Dear Ms. Bowman: On behalf of the Society of Environmental Journalists, I write to urge the Environmental Protection Agency to respond to reporters’ questions about Administrator Scott Pruitt’s reported plan to change the agency’s longstanding policy on the use of scientific research in promulgating regulations. SEJ concurs with the National Association of Science Writers’ March 23 letter objecting to the way in which the EPA made a major policy announcement via a handpicked partisan publication, the Daily Caller, and then refused to answer any questions about the published report. EPA spokesman Jahan Wilcox responded to reporters’ questions regarding Administrator Scott Pruitt’s comments in the Daily Caller about a new science transparency policy by referring reporters to that publication’s March 21 article, which was said to be based on an “exclusive” interview with Mr. Pruitt and which the agency had circulated as an official press release. The EPA referred at least one SEJ member journalist as well as Think Progress writer Mark Hand to this article when they asked about Pruitt’s policy change. That’s completely unacceptable. As you know, it’s a fundamental precept of responsible journalism to confirm all information with the source, and not to rely on the accuracy of media reports, especially from other outlets, when reporting news. Unfortunately, the agency’s current public affairs leadership seems not to understand its obligations to the public — and, by extension, to the news media. When I emailed a

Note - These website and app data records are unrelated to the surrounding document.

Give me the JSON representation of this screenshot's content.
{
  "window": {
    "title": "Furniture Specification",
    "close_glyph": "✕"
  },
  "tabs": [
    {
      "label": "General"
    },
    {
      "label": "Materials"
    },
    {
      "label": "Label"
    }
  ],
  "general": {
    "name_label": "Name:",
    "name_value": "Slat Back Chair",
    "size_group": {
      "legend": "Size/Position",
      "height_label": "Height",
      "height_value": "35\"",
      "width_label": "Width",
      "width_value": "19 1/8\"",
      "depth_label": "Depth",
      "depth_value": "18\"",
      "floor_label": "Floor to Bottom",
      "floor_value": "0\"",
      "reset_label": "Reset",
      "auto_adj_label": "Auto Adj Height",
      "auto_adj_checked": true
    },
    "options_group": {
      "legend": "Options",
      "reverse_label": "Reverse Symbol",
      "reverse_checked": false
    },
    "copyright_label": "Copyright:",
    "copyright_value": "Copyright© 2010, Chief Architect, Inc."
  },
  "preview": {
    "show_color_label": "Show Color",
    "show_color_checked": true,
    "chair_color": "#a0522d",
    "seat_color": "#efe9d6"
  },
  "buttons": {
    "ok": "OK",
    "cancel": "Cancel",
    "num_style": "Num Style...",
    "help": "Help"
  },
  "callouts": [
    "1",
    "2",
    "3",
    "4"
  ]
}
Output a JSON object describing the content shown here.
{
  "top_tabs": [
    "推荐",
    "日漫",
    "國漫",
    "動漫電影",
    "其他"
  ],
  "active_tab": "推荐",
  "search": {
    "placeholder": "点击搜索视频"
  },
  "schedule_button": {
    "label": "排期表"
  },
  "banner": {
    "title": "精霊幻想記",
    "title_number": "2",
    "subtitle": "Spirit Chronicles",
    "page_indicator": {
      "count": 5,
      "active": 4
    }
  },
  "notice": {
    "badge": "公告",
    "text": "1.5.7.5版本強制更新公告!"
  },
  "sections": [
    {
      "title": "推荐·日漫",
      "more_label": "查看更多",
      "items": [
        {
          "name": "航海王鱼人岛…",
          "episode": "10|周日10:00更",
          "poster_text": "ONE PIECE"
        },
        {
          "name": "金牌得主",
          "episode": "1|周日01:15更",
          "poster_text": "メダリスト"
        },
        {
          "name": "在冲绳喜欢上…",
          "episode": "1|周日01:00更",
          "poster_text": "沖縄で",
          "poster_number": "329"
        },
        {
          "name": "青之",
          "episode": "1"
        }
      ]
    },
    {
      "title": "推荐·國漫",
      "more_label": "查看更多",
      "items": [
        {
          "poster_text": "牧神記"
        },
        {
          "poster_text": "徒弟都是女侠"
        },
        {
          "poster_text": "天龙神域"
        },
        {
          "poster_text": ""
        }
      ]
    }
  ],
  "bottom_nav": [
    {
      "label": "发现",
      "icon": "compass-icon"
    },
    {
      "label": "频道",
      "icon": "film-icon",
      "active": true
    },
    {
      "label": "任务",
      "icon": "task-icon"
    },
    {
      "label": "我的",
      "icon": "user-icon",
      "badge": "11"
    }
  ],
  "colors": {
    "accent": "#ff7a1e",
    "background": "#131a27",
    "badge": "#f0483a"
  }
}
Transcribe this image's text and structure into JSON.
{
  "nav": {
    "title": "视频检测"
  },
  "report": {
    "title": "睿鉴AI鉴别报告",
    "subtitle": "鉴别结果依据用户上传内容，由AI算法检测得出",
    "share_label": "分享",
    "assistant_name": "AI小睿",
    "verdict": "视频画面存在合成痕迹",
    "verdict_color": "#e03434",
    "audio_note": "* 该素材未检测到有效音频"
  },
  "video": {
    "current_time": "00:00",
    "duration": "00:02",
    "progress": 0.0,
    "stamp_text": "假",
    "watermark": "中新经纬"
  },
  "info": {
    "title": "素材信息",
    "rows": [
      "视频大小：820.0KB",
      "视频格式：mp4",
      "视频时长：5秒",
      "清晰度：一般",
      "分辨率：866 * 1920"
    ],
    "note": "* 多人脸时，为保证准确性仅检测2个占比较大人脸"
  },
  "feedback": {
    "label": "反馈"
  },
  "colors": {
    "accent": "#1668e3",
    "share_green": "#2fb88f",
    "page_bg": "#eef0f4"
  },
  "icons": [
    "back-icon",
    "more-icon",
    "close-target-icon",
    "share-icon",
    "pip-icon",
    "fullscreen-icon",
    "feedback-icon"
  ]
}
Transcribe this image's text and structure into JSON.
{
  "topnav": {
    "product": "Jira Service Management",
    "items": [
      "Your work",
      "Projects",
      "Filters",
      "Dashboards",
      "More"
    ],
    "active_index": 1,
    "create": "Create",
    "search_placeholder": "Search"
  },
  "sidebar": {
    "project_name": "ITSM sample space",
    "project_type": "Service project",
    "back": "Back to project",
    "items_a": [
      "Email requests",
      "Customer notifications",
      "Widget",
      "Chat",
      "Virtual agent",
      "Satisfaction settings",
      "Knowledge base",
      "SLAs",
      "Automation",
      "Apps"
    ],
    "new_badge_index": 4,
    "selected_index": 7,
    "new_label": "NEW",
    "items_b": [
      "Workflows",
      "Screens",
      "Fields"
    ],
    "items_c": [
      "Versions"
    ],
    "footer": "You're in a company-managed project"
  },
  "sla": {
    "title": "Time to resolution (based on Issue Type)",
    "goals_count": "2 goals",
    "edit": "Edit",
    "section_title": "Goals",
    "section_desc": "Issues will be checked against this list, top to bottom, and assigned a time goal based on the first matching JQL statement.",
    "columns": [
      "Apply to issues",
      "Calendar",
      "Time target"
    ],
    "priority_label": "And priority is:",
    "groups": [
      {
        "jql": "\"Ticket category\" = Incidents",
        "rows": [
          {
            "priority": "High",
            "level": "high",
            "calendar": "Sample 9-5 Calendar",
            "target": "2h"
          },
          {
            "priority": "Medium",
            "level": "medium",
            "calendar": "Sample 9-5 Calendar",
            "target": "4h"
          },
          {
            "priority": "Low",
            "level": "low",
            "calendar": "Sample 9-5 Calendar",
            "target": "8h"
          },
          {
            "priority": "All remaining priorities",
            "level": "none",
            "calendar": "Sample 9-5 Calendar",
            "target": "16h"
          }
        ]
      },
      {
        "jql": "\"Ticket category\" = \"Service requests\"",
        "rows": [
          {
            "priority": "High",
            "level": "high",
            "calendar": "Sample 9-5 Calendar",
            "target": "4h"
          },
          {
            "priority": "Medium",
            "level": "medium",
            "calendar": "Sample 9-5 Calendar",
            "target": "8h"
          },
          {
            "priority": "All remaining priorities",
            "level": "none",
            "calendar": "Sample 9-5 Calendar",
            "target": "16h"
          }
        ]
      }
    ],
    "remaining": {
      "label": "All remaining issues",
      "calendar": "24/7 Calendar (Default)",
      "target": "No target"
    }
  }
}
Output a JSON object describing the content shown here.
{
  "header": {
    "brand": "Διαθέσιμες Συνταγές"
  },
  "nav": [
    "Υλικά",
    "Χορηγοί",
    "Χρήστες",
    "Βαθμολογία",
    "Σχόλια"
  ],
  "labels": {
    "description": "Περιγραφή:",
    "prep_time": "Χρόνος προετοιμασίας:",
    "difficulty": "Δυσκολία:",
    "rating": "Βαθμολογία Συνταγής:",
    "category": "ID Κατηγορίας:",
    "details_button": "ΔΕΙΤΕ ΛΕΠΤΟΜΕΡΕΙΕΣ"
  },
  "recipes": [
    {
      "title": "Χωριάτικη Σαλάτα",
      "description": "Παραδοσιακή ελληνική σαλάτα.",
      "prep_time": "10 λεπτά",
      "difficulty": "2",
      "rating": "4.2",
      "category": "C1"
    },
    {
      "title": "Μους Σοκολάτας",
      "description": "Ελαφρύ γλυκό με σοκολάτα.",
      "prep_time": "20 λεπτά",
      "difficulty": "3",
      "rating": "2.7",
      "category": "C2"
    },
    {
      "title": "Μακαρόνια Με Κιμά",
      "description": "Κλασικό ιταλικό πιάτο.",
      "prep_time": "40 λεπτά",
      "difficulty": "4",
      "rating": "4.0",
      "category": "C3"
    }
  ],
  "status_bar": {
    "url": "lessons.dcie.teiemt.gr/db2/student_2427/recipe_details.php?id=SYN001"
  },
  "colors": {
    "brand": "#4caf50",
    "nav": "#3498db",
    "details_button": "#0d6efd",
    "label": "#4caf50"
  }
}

series of questions about related EPA press policies on March 23, Liz Bowman, associate administrator for public affairs, replied with this statement, which is nearly identical to the response Hand received: “The Trump EPA is one of the most widely reported on agencies in the federal government and the Office of Public Affairs has provided regional and national journalists – from the New York Times to the Daily Caller – with an unprecedented amount of access. This is a vast improvement from four years ago when E&E reported that the Society of Environmental Journalists called that EPA an ‘incredibly secretive’ agency.” SEJ has seen no such “vast improvement” in press access. The EPA restricted access in the Obama administration, and EPA restricts press access today, albeit perhaps with somewhat different tactics. It is false and entirely inconsistent with SEJ member experience to claim that the EPA is affording reporters “an unprecedented amount of access.” Journalists' coverage of the EPA and the frequency with which EPA appears in news stories is not in any way a reflection of the access EPA provides reporters. Instead, this coverage reflects broad public interest in EPA and the many changes in federal environmental reg